The pilot reported that the engine stopped suddenly after takeoff when he reduced power to level off at a height of approximately 1,000 feet. The engine could not be restarted and the pilot made a forced landing in a field. The aircraft struck a tree stump and was badly damaged but the pilot was uninjured.
With the agreement of the AAIB and in consultation with the Light Aircraft Association (LAA), the pilot dismantled the engine, revealing evidence of contact between a piston and cylinder; the damage was characteristic of a cold seizure.
Two stroke engines are susceptible to cold seizures if run at high power before fully warm because the pistons expand faster than the cylinders; cold seizure can also occur if the throttle is rapidly reduced following a period of operation at high power such as after takeoff.
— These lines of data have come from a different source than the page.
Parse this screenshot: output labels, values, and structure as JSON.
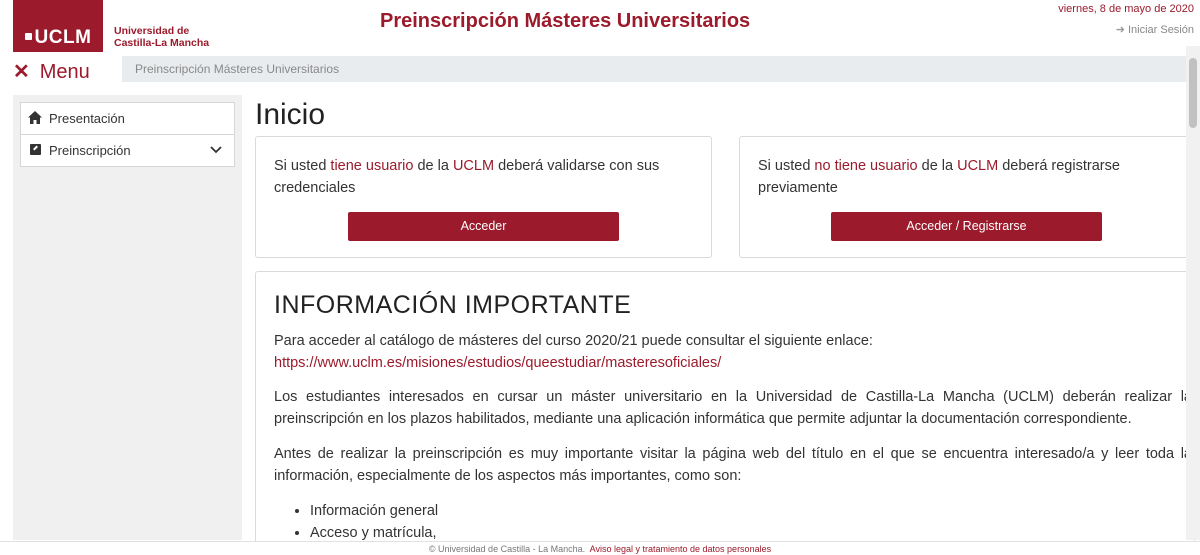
{
  "header": {
    "logo_text": "UCLM",
    "university_name_line1": "Universidad de",
    "university_name_line2": "Castilla-La Mancha",
    "site_title": "Preinscripción Másteres Universitarios",
    "date": "viernes, 8 de mayo de 2020",
    "login_label": "Iniciar Sesión"
  },
  "menu": {
    "label": "Menu"
  },
  "breadcrumb": {
    "current": "Preinscripción Másteres Universitarios"
  },
  "sidebar": {
    "items": [
      {
        "label": "Presentación",
        "icon": "home-icon"
      },
      {
        "label": "Preinscripción",
        "icon": "edit-icon"
      }
    ]
  },
  "main": {
    "title": "Inicio",
    "card_user": {
      "text_pre": "Si usted ",
      "text_highlight1": "tiene usuario",
      "text_mid": " de la ",
      "text_highlight2": "UCLM",
      "text_post": " deberá validarse con sus credenciales",
      "button_label": "Acceder"
    },
    "card_nouser": {
      "text_pre": "Si usted ",
      "text_highlight1": "no tiene usuario",
      "text_mid": " de la ",
      "text_highlight2": "UCLM",
      "text_post": " deberá registrarse previamente",
      "button_label": "Acceder / Registrarse"
    },
    "info": {
      "heading": "INFORMACIÓN IMPORTANTE",
      "para1": "Para acceder al catálogo de másteres del curso 2020/21 puede consultar el siguiente enlace:",
      "link": "https://www.uclm.es/misiones/estudios/queestudiar/masteresoficiales/",
      "para2": "Los estudiantes interesados en cursar un máster universitario en la Universidad de Castilla-La Mancha (UCLM) deberán realizar la preinscripción en los plazos habilitados, mediante una aplicación informática que permite adjuntar la documentación correspondiente.",
      "para3": "Antes de realizar la preinscripción es muy importante visitar la página web del título en el que se encuentra interesado/a y leer toda la información, especialmente de los aspectos más importantes, como son:",
      "list": [
        "Información general",
        "Acceso y matrícula,"
      ]
    }
  },
  "footer": {
    "copyright": "© Universidad de Castilla - La Mancha.",
    "legal_link": "Aviso legal y tratamiento de datos personales"
  },
  "colors": {
    "brand": "#9b1a2b",
    "breadcrumb_bg": "#e9ecef",
    "sidebar_bg": "#f0f0f0"
  }
}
Previous occurrences have been reported by the AAIB and NTSB following incidents on G-BTGT (AAIB Bulletin 11/96), N12911 (NTSB Identification CEN11FA433) and N55368 (NTSB Identification LAX04LA228).
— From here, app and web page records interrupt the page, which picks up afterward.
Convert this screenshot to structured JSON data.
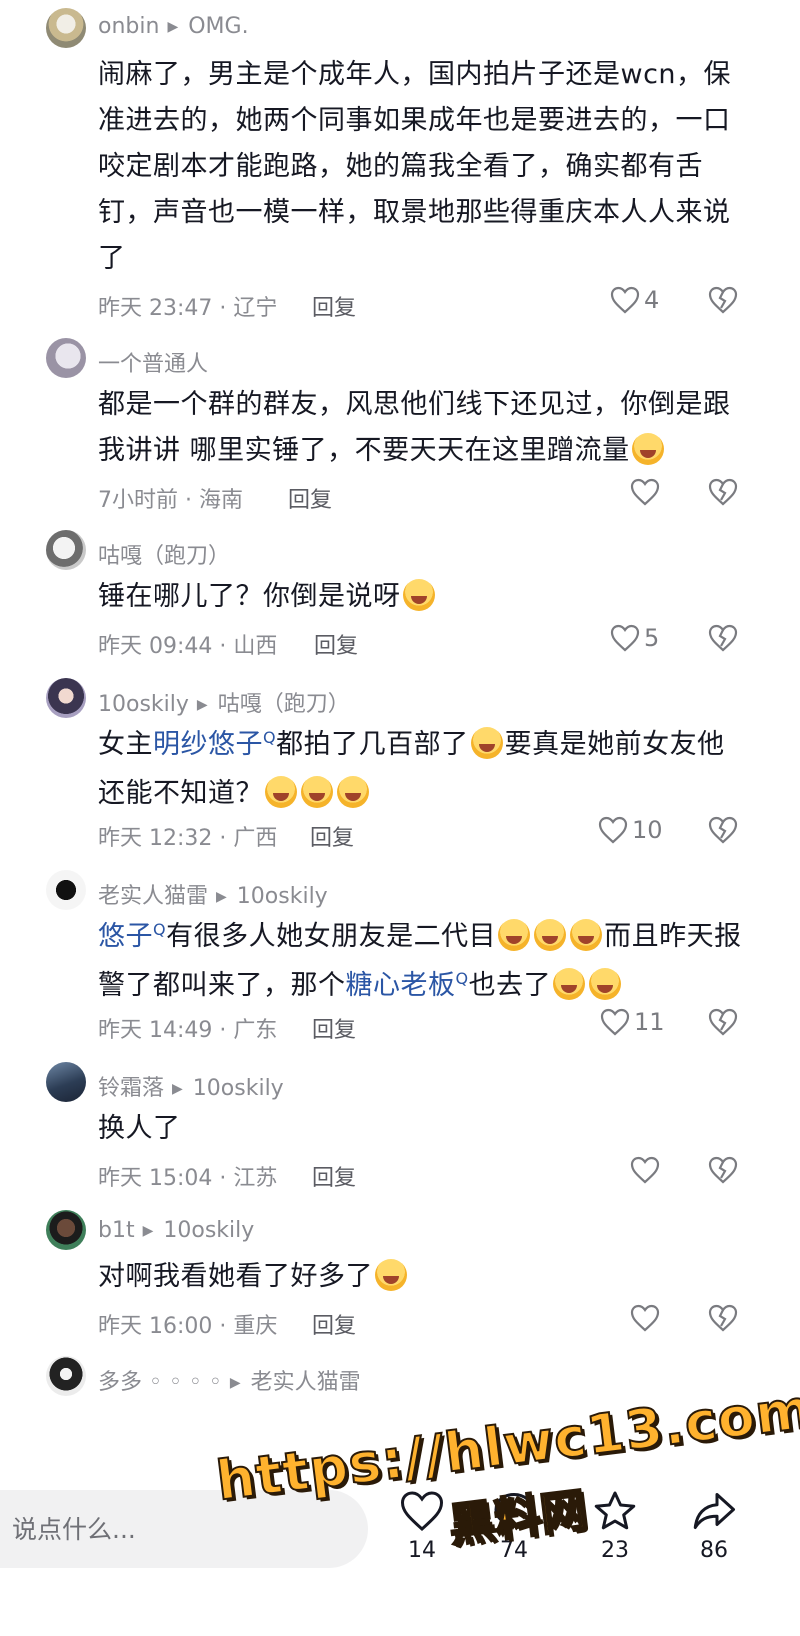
{
  "comments": [
    {
      "user": "onbin",
      "reply_to": "OMG.",
      "text_parts": [
        {
          "t": "闹麻了，男主是个成年人，国内拍片子还是wcn，保准进去的，她两个同事如果成年也是要进去的，一口咬定剧本才能跑路，她的篇我全看了，确实都有舌钉，声音也一模一样，取景地那些得重庆本人人来说了"
        }
      ],
      "time": "昨天 23:47 · 辽宁",
      "reply_label": "回复",
      "likes": "4"
    },
    {
      "user": "一个普通人",
      "reply_to": "",
      "text_parts": [
        {
          "t": "都是一个群的群友，风思他们线下还见过，你倒是跟我讲讲 哪里实锤了，不要天天在这里蹭流量"
        },
        {
          "emoji": "laugh-cry-emoji"
        }
      ],
      "time": "7小时前 · 海南",
      "reply_label": "回复",
      "likes": ""
    },
    {
      "user": "咕嘎（跑刀）",
      "reply_to": "",
      "text_parts": [
        {
          "t": "锤在哪儿了？你倒是说呀"
        },
        {
          "emoji": "kiss-emoji"
        }
      ],
      "time": "昨天 09:44 · 山西",
      "reply_label": "回复",
      "likes": "5"
    },
    {
      "user": "10oskily",
      "reply_to": "咕嘎（跑刀）",
      "text_parts": [
        {
          "t": "女主"
        },
        {
          "link": "明纱悠子"
        },
        {
          "t": "都拍了几百部了"
        },
        {
          "emoji": "crying-emoji"
        },
        {
          "t": "要真是她前女友他还能不知道？"
        },
        {
          "emoji": "rofl-emoji"
        },
        {
          "emoji": "rofl-emoji"
        },
        {
          "emoji": "rofl-emoji"
        }
      ],
      "time": "昨天 12:32 · 广西",
      "reply_label": "回复",
      "likes": "10"
    },
    {
      "user": "老实人猫雷",
      "reply_to": "10oskily",
      "text_parts": [
        {
          "link": "悠子"
        },
        {
          "t": "有很多人她女朋友是二代目"
        },
        {
          "emoji": "crying-emoji"
        },
        {
          "emoji": "crying-emoji"
        },
        {
          "emoji": "crying-emoji"
        },
        {
          "t": "而且昨天报警了都叫来了，那个"
        },
        {
          "link": "糖心老板"
        },
        {
          "t": "也去了"
        },
        {
          "emoji": "crying-emoji"
        },
        {
          "emoji": "crying-emoji"
        }
      ],
      "time": "昨天 14:49 · 广东",
      "reply_label": "回复",
      "likes": "11"
    },
    {
      "user": "铃霜落",
      "reply_to": "10oskily",
      "text_parts": [
        {
          "t": "换人了"
        }
      ],
      "time": "昨天 15:04 · 江苏",
      "reply_label": "回复",
      "likes": ""
    },
    {
      "user": "b1t",
      "reply_to": "10oskily",
      "text_parts": [
        {
          "t": "对啊我看她看了好多了"
        },
        {
          "emoji": "crying-emoji"
        }
      ],
      "time": "昨天 16:00 · 重庆",
      "reply_label": "回复",
      "likes": ""
    },
    {
      "user": "多多 ◦ ◦ ◦ ◦",
      "reply_to": "老实人猫雷",
      "text_parts": [],
      "time": "",
      "reply_label": "",
      "likes": ""
    }
  ],
  "bottom_bar": {
    "input_placeholder": "说点什么...",
    "likes_count": "14",
    "comments_count": "74",
    "favorites_count": "23",
    "shares_count": "86"
  },
  "watermark": {
    "line1": "https://hlwc13.com",
    "line2": "黑料网"
  },
  "colors": {
    "link": "#2b56a5",
    "muted": "#8a8b91",
    "text": "#161823",
    "watermark": "#ffb22e"
  }
}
The LAA will highlight this occurrence and the susceptibility of two stroke engines in an article in their ‘Light Aviation’ publication.